◆ WHAT IS BEING ASKED
Line filter on the word "checked": copy each matching line from the entries.

[Data records for software interfaces]

####

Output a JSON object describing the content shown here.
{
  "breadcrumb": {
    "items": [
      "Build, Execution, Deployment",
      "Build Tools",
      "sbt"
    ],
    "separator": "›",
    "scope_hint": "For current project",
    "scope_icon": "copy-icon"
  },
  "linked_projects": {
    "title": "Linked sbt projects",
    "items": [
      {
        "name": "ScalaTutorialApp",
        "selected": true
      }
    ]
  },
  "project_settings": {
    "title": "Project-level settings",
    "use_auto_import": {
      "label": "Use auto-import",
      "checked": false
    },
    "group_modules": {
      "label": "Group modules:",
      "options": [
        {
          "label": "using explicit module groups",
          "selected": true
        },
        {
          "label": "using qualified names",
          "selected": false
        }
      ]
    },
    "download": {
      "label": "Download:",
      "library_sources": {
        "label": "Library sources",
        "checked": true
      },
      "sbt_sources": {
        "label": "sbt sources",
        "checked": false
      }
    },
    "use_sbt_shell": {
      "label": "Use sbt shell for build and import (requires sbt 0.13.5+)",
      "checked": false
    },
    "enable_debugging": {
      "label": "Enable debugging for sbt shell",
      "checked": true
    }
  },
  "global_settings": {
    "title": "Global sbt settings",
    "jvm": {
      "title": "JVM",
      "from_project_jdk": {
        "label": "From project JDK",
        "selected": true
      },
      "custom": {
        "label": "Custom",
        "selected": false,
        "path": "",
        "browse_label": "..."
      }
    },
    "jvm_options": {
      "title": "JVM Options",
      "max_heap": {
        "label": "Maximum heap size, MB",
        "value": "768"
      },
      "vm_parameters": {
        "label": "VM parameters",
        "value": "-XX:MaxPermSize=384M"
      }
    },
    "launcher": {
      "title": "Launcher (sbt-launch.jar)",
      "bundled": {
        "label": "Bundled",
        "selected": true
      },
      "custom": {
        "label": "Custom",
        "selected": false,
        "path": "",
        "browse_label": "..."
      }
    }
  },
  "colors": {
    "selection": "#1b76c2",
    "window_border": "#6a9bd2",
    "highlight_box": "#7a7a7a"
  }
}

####

◆ ANSWER TO THE EXERCISE
      "checked": false
        "checked": true
        "checked": false
      "checked": false
      "checked": true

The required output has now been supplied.